■ Instructions for the task ■
Find the string "kind" in the listing below and return each line it appears in.

■ Stored data ■
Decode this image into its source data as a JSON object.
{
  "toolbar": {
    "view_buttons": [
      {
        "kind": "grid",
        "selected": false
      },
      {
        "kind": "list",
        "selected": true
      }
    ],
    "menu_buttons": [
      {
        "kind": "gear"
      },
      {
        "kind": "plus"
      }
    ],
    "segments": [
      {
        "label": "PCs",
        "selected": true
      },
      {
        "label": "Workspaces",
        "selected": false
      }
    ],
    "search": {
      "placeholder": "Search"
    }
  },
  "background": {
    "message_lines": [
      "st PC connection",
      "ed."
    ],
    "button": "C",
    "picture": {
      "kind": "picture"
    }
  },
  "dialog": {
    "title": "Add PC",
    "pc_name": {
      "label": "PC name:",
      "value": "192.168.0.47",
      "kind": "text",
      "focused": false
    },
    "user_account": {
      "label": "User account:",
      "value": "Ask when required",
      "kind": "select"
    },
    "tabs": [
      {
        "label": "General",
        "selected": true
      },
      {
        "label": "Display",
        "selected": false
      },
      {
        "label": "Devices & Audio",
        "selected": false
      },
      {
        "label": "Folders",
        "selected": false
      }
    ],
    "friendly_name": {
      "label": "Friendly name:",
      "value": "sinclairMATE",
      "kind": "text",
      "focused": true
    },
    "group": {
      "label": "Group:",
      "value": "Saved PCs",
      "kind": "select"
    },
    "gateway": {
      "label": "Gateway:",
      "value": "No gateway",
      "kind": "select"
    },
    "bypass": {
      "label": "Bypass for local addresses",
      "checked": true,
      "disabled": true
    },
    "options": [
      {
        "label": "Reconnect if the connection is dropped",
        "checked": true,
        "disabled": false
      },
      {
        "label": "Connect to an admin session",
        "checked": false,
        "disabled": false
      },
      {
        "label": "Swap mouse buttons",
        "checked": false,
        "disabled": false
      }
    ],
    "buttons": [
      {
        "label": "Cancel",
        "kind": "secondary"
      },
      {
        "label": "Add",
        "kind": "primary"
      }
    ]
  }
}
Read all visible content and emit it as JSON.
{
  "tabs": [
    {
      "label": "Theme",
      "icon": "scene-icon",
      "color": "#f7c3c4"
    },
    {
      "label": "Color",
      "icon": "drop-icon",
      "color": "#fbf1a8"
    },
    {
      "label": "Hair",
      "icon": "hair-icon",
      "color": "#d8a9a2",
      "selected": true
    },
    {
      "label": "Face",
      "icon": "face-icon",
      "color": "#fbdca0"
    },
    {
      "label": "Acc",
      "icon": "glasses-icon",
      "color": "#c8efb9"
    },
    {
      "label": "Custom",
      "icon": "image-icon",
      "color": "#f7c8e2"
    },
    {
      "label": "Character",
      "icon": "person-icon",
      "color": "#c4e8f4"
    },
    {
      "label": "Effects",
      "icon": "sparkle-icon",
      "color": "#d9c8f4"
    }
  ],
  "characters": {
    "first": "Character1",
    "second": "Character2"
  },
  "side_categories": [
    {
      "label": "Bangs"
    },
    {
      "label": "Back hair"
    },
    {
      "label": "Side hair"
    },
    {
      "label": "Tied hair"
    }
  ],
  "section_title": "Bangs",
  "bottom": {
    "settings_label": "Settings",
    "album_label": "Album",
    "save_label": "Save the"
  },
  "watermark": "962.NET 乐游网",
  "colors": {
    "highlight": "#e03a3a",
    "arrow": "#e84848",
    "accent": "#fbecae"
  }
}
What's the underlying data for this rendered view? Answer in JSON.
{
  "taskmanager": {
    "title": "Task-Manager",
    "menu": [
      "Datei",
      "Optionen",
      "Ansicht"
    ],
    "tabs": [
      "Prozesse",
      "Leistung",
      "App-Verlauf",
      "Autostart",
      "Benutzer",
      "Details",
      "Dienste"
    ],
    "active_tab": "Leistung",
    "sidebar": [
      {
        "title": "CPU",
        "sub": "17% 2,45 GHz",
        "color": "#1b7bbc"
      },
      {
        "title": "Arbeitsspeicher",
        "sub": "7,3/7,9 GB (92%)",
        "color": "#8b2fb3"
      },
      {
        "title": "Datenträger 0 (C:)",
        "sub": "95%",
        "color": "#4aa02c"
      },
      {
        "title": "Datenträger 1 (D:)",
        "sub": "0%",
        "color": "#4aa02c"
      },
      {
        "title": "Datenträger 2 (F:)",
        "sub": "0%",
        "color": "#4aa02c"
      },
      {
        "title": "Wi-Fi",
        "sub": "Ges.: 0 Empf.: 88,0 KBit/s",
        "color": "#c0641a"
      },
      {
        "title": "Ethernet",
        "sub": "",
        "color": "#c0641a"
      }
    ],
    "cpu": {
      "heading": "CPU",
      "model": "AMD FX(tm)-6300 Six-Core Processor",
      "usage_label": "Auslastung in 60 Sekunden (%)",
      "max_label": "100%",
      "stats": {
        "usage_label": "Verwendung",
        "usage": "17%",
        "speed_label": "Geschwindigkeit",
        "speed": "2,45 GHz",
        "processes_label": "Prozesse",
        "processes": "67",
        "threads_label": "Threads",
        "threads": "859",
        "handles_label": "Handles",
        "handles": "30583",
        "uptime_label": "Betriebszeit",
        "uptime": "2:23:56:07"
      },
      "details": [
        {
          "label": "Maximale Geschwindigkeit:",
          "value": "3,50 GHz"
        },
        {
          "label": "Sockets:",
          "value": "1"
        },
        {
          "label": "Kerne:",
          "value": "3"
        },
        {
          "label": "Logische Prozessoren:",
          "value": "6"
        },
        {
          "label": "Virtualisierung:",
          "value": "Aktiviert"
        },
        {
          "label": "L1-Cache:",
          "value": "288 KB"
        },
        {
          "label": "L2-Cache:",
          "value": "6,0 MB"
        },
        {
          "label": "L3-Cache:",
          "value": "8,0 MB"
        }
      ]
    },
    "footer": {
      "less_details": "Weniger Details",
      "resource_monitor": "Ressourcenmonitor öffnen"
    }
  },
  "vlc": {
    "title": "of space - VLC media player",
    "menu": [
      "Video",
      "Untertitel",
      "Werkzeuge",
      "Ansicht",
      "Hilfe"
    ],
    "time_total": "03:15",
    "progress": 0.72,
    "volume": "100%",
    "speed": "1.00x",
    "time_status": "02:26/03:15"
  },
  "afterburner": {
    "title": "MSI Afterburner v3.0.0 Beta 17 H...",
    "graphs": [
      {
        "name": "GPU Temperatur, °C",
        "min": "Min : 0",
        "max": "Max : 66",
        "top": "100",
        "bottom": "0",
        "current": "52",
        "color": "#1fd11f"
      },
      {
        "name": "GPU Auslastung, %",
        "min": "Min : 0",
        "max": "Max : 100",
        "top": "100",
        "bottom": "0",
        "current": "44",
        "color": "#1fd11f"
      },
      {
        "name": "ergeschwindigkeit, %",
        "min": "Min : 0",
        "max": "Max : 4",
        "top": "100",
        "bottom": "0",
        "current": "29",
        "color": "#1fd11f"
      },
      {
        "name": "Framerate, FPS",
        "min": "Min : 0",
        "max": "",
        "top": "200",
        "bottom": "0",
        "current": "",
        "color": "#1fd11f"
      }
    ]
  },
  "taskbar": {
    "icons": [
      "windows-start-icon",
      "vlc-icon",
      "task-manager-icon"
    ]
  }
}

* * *

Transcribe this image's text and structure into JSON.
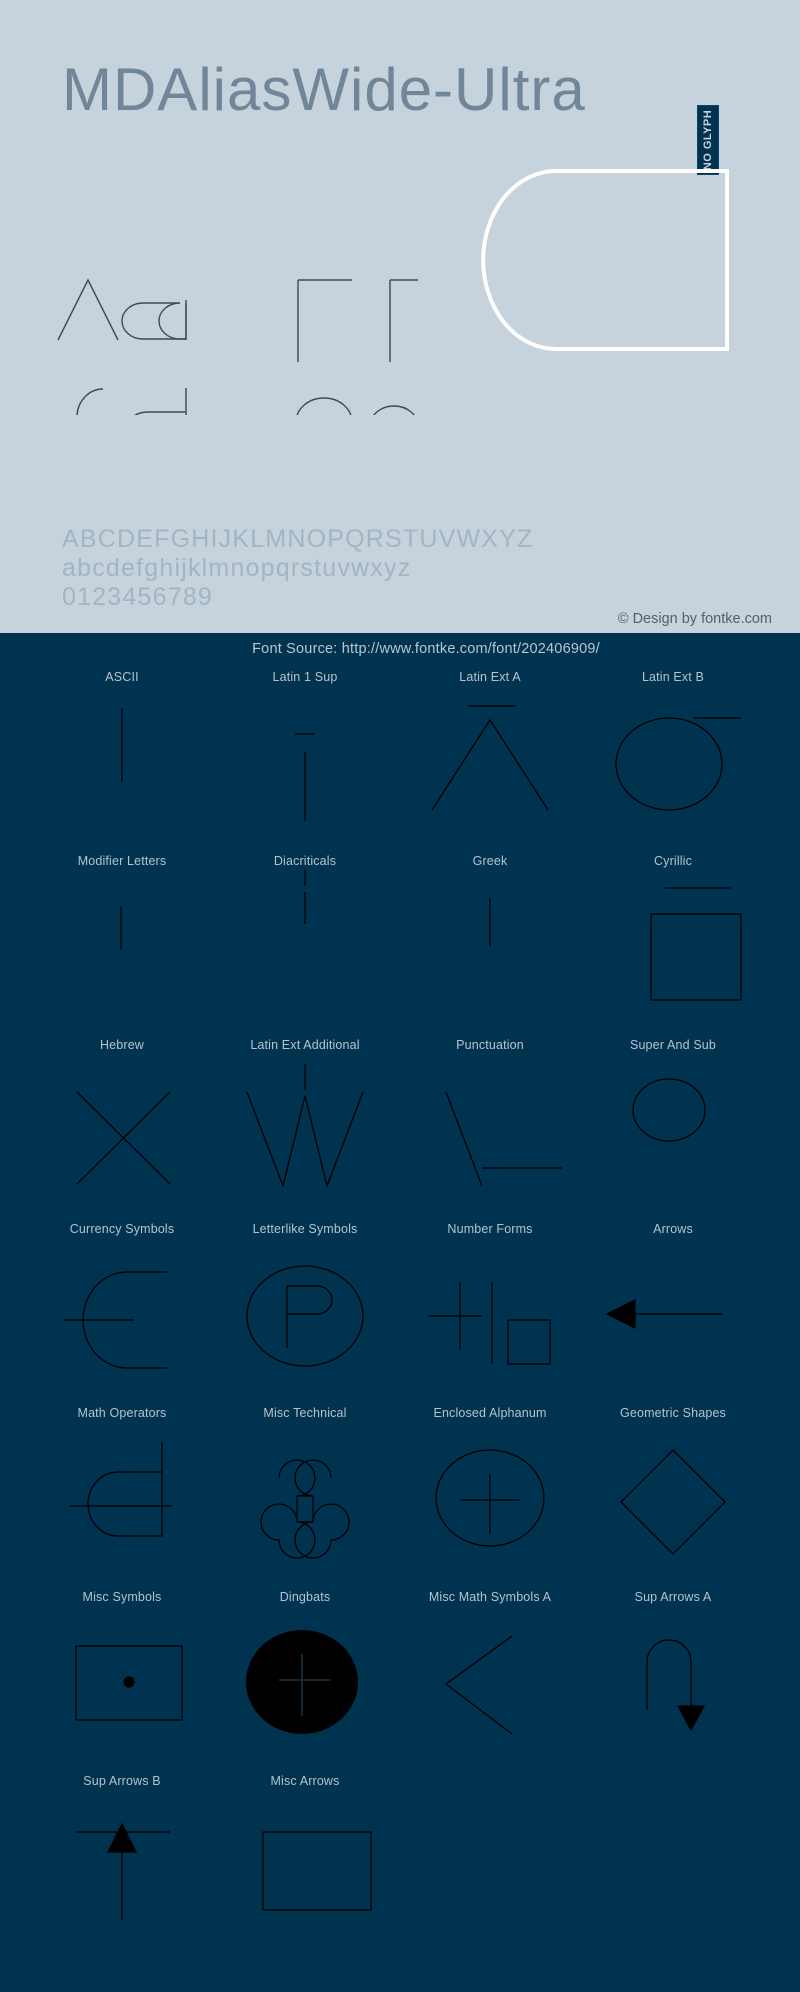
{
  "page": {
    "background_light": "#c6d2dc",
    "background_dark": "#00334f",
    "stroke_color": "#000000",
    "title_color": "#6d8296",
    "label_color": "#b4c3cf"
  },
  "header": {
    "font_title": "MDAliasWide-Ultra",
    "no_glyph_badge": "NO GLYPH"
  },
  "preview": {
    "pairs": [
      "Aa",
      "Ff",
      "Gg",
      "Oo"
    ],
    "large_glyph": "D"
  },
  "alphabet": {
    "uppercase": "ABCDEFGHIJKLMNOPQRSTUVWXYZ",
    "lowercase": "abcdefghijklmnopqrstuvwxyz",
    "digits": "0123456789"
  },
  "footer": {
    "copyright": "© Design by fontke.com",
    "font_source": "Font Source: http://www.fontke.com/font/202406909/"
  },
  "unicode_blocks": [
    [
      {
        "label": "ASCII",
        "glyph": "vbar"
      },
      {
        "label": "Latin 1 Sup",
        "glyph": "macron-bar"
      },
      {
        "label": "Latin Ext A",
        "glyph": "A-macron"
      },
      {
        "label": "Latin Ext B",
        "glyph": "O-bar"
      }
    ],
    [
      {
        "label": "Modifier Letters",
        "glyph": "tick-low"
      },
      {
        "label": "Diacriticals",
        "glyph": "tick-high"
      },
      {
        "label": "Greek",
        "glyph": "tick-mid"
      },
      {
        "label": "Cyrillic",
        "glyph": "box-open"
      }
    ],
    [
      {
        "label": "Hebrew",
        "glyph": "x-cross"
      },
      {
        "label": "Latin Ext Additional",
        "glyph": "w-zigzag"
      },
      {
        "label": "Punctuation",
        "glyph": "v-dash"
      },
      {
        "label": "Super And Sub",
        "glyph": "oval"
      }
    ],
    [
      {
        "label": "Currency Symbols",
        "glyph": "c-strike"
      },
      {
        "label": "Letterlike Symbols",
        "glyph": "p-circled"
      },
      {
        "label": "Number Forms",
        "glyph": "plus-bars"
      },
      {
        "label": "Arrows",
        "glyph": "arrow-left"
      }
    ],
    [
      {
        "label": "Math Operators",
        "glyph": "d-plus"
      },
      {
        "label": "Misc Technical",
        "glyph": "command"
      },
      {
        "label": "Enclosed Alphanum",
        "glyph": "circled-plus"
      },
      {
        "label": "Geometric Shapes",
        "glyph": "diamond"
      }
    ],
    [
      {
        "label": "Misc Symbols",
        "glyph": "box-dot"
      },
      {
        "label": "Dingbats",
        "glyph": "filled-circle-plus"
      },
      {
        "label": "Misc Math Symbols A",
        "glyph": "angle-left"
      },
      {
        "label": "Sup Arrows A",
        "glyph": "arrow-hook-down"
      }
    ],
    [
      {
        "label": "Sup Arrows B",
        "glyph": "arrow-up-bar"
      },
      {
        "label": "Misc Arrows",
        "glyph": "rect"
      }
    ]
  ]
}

■ Final answer ■
        "kind": "grid",
        "kind": "list",
        "kind": "gear"
        "kind": "plus"
      "kind": "picture"
      "kind": "text",
      "kind": "select"
      "kind": "text",
      "kind": "select"
      "kind": "select"
        "kind": "secondary"
        "kind": "primary"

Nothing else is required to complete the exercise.